Format

Send to

Choose Destination
See comment in PubMed Commons below
Int J Pharm. 2008 Jul 9;359(1-2):280-7. doi: 10.1016/j.ijpharm.2008.04.010. Epub 2008 Apr 12.

Mannosylated polyethylenimine coupled mesoporous silica nanoparticles for receptor-mediated gene delivery.

Author information

1
School of Agricultural Biotechnology, Research Institute for Agriculture and Life Sciences, Seoul National University, Seoul 151-921, Republic of Korea.

Abstract

Organic-inorganic nanohybrids have been studied for their use as non-viral transfection agents. The purpose of this study was to examine the ability of mesoporous silica nanoparticles (MSN) coupled with mannosylated polyethylenimine (MP) to transfect plasmid DNA in vitro. Although MSN is biocompatible and has low cytotoxicity, it is not easily transfected into a variety of cell types. To overcome this barrier, MP was coupled to MSN (abbreviated as MPS) to target macrophage cells with mannose receptors and enhance transfection efficiency. The DNA conveyance ability of MPS was examined by evaluating properties such as particle size, zeta potential, complex formation, protection of plasmid DNA against DNase-I, and the release of DNA upon cell entry. Particle sizes of the MPS/DNA complexes decreased with increasing weight ratio of MPS to DNA, while the zeta potential increased. Complete MPS/DNA complexes were formed at a weight ratio of five, and their resistance to DNase-I was evaluated. Cytotoxicity studies showed that MPS/DNA complexes resulted in a high percentage of cell viability, compared with PEI 25K as a vector. The transfection efficiency of MPS/DNA complexes was evaluated on Raw 264.7 and HeLa cell lines. It was found that MPS/DNA complexes showed enhanced transfection efficiency through receptor-mediated endocytosis via mannose receptors.
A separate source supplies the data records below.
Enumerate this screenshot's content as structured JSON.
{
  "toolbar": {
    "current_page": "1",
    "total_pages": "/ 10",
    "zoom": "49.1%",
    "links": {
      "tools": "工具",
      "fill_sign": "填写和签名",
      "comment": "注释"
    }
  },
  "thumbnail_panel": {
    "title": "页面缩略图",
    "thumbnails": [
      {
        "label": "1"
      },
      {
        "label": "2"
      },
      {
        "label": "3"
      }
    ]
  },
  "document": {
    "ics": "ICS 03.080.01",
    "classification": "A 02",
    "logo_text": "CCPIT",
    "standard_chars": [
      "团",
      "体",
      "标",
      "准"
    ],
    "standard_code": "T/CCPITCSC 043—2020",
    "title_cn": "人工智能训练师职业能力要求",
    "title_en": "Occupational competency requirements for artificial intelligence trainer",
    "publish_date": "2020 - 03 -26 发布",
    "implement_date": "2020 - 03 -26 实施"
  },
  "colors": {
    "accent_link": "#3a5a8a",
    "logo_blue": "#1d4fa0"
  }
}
These results indicate that MPS can be employed in the future as a potential gene carrier to antigen presenting cells.

PMID:
18490119
DOI:
10.1016/j.ijpharm.2008.04.010
[Indexed for MEDLINE]
PubMed Commons home

PubMed Commons

0 comments

    Supplemental Content

    Full text links

    Icon for Elsevier Science
    Loading ...
    Support Center